One of England’s visits is to Newcastle-based The NewBridge Project, also in receipt of an award. This artist-led community, comprised of more than 80 artist studios, an exhibition space and bookshop, will use its award to enable members including Charlotte Gregory to visit London-based artist-led initiatives such as Studio Voltaire, Vulpes Vulpes and Cell Project Space.

Support artists, sponsor an award

The next round of bursaries will be offered during May, and a-n is keen to expand the scheme by developing partnerships. “We invite all arts organisations who want to do more to support artists to sponsor some awards in the next round of bursaries,” said a-n’s Director.

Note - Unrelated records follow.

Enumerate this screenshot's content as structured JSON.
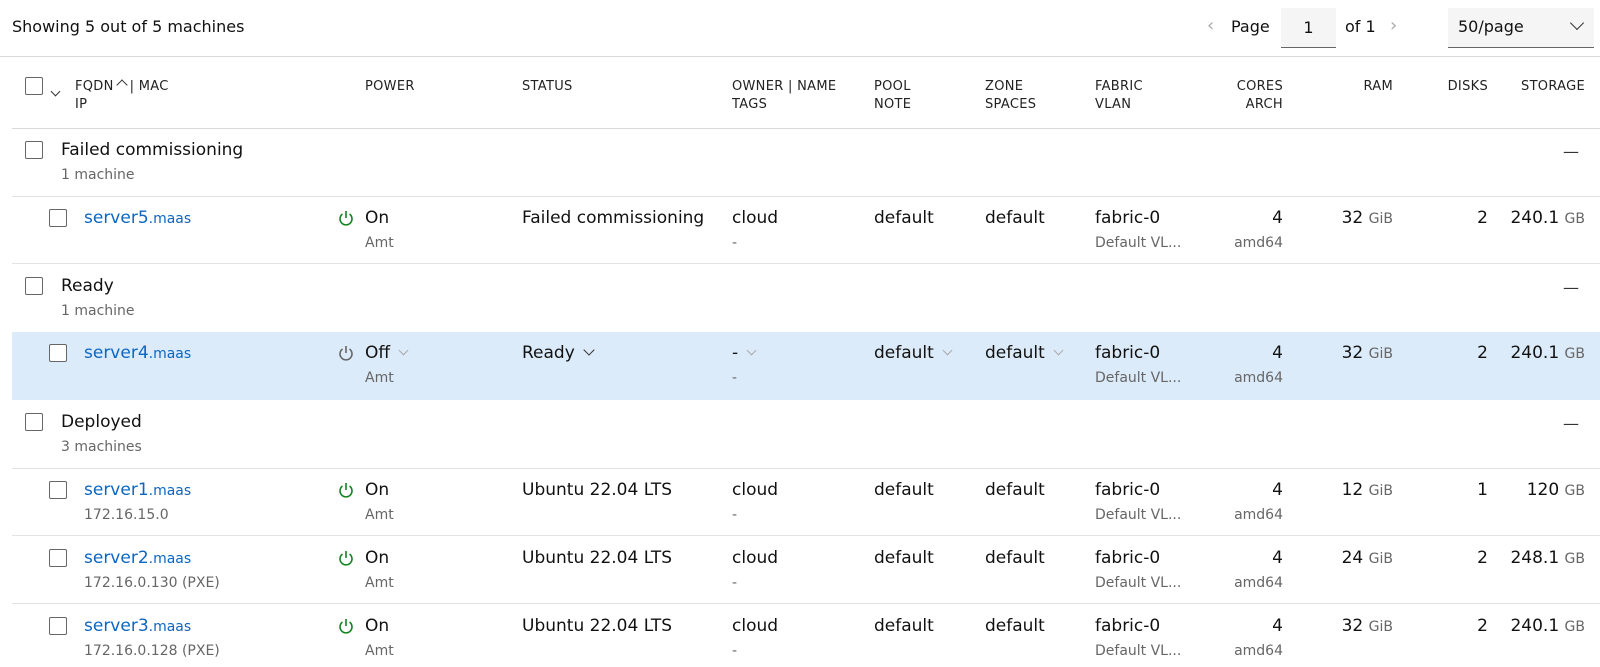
{
  "summary": "Showing 5 out of 5 machines",
  "pager": {
    "page_label": "Page",
    "page_value": "1",
    "of_label": "of 1",
    "per_page": "50/page"
  },
  "headers": {
    "fqdn": "FQDN",
    "mac": "| MAC",
    "ip": "IP",
    "power": "POWER",
    "status": "STATUS",
    "owner": "OWNER | NAME",
    "tags": "TAGS",
    "pool": "POOL",
    "note": "NOTE",
    "zone": "ZONE",
    "spaces": "SPACES",
    "fabric": "FABRIC",
    "vlan": "VLAN",
    "cores": "CORES",
    "arch": "ARCH",
    "ram": "RAM",
    "disks": "DISKS",
    "storage": "STORAGE"
  },
  "groups": [
    {
      "title": "Failed commissioning",
      "count": "1 machine",
      "dash": "—"
    },
    {
      "title": "Ready",
      "count": "1 machine",
      "dash": "—"
    },
    {
      "title": "Deployed",
      "count": "3 machines",
      "dash": "—"
    }
  ],
  "machines": [
    {
      "host": "server5",
      "domain": ".maas",
      "ip": "",
      "power": "On",
      "power_type": "Amt",
      "status": "Failed commissioning",
      "owner": "cloud",
      "tags": "-",
      "pool": "default",
      "zone": "default",
      "fabric": "fabric-0",
      "vlan": "Default VL...",
      "cores": "4",
      "arch": "amd64",
      "ram": "32",
      "ram_unit": "GiB",
      "disks": "2",
      "storage": "240.1",
      "storage_unit": "GB"
    },
    {
      "host": "server4",
      "domain": ".maas",
      "ip": "",
      "power": "Off",
      "power_type": "Amt",
      "status": "Ready",
      "owner": "-",
      "tags": "-",
      "pool": "default",
      "zone": "default",
      "fabric": "fabric-0",
      "vlan": "Default VL...",
      "cores": "4",
      "arch": "amd64",
      "ram": "32",
      "ram_unit": "GiB",
      "disks": "2",
      "storage": "240.1",
      "storage_unit": "GB"
    },
    {
      "host": "server1",
      "domain": ".maas",
      "ip": "172.16.15.0",
      "power": "On",
      "power_type": "Amt",
      "status": "Ubuntu 22.04 LTS",
      "owner": "cloud",
      "tags": "-",
      "pool": "default",
      "zone": "default",
      "fabric": "fabric-0",
      "vlan": "Default VL...",
      "cores": "4",
      "arch": "amd64",
      "ram": "12",
      "ram_unit": "GiB",
      "disks": "1",
      "storage": "120",
      "storage_unit": "GB"
    },
    {
      "host": "server2",
      "domain": ".maas",
      "ip": "172.16.0.130 (PXE)",
      "power": "On",
      "power_type": "Amt",
      "status": "Ubuntu 22.04 LTS",
      "owner": "cloud",
      "tags": "-",
      "pool": "default",
      "zone": "default",
      "fabric": "fabric-0",
      "vlan": "Default VL...",
      "cores": "4",
      "arch": "amd64",
      "ram": "24",
      "ram_unit": "GiB",
      "disks": "2",
      "storage": "248.1",
      "storage_unit": "GB"
    },
    {
      "host": "server3",
      "domain": ".maas",
      "ip": "172.16.0.128 (PXE)",
      "power": "On",
      "power_type": "Amt",
      "status": "Ubuntu 22.04 LTS",
      "owner": "cloud",
      "tags": "-",
      "pool": "default",
      "zone": "default",
      "fabric": "fabric-0",
      "vlan": "Default VL...",
      "cores": "4",
      "arch": "amd64",
      "ram": "32",
      "ram_unit": "GiB",
      "disks": "2",
      "storage": "240.1",
      "storage_unit": "GB"
    }
  ],
  "colors": {
    "link": "#0b66c2",
    "power_on": "#0e8420",
    "power_off": "#666666",
    "highlight": "#dcebf9"
  }
}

The a-n bursaries programme, which also includes the Re:view and New Collaborations strands, has awarded over £68,000 to 94 artists over the last 12 months. Bursaries are an important part of a-n’s professional development programme along with Airtime information and networking sessions, the granted seminar programme, and online toolkits and expert practical guides.

Bursaries are open exclusively to a-n Artist + AIR members – for full details of other benefits, including access to £5m Public and Product Liability insurance, see our Join in section.

More on

Re:view bursary scheme: 11 artists receive funding in second round

New Collaborations bursaries: a-n awards funding to artists’ projects

Venice bursaries: 23 artists to benefit from a-n scheme

Blogs by a-n bursary recipients:

Re:view Bursary by Kate Paxman

Breaking the shell: A Re-view artist bursary report by Laurence Dube-Rushby

An Artist’s Notebook by Elizabeth Murton

Corridor arts dot org dot uk by Andrew Martyn Sugars